Maybe he thought he'd find a friend at Duck Pond Estates.
Residents of the Riverhead development who find themselves face to face with a colorful peacock needn't get their feathers ruffled -- for weeks, the feisty fowl has been a frequent visitor.
The peacock, who started hanging out on Maplewood Lane almost a month ago, is a male peafowl who has been been sharing his time with a string of neighbors.
"We all kind of found him at the same time," said Anna Cila.
Cila, whose family calls the peacock "Charlie," said another neighbor has dubbed the fine-feathered creature "Pete."
But a peacock by any other name still needs to eat -- so Cila and her family and others started leaving treats on their decks and lawns. "Right now, I feed him cat food," Cila said. "I also tried hot dog rolls -- he liked that."
The peacock, said Cila, makes hardly any noise and just "appears. I came down my stairs the other night and he was right there," she said. "He's not afraid. He just started pecking on the glass. He doesn't take off."
Her two boys, Sammy, 12, and Evan, 8, love the multi-colored visitor. "He's a really, really pretty bird," Cila said. "He's curious -- he's always checking everything out."
Even her cats don't chase him, Cila added.
Although the neighbors have tried to find out just where, exactly, the peacock has flown the coop from -- no one has claimed him yet.
And for Cila, that's no problem. "At this point, we're so used to him that I'd hate to see him go," she said. Although the winter was a concern, Cila said peacocks are supposed to be able to face the winter with no worries.
Not every neighbor, however, is as smitten with the peacock's proud feathers. "At first it was fascinating and very cool but he poops everywhere," one resident, who asked not to be identified, said. "We've stepped in it, and my husband is power washing every day. It's frustrating. My three-year-old is not a fan."
But the peacock does have some princely attributes, she added; he's "beautiful" and very tame, most likely someone's pet.

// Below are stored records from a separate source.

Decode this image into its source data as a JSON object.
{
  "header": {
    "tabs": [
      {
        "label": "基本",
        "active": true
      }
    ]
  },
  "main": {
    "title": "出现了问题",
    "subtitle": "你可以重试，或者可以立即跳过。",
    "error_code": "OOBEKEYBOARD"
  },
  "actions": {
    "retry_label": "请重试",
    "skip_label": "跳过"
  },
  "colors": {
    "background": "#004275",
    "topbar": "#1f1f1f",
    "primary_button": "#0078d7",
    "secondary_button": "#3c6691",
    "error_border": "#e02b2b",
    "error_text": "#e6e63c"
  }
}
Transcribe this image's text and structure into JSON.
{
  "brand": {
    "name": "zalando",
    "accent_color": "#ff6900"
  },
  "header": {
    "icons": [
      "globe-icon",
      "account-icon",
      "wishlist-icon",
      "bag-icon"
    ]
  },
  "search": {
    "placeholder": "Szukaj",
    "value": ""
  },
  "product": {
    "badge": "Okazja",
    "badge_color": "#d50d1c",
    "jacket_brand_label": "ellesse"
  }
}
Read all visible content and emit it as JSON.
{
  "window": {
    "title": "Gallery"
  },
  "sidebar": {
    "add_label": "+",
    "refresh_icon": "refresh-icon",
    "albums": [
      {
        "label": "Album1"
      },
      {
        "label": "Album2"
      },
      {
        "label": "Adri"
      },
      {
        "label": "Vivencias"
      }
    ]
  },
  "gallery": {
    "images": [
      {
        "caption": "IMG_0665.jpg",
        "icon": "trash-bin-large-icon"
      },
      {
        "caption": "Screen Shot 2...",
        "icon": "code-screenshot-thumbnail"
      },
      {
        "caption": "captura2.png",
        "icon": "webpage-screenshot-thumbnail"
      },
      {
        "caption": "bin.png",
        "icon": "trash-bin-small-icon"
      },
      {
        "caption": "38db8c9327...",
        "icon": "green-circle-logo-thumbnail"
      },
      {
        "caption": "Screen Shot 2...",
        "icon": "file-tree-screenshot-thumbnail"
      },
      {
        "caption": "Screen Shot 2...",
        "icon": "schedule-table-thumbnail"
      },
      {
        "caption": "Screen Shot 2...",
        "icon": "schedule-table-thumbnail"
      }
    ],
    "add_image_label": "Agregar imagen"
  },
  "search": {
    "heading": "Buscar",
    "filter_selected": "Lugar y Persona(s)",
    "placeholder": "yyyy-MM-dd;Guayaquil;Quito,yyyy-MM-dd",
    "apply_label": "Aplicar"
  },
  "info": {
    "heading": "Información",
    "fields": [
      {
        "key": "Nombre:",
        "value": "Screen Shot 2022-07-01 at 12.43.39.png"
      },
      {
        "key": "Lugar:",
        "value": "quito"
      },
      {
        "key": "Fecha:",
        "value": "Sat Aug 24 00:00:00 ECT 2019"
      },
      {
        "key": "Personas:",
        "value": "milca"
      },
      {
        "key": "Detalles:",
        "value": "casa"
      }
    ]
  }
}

The experience, Cila said, has bonded the neighbors and friends in the community who already had a texting chain to update each other on daily events. "Everyone takes a photo of where Charlie is that day and texts it," Cila laughts. "It's really funny. It's like 'Where's Waldo?' Except it's 'Where's Charlie?'"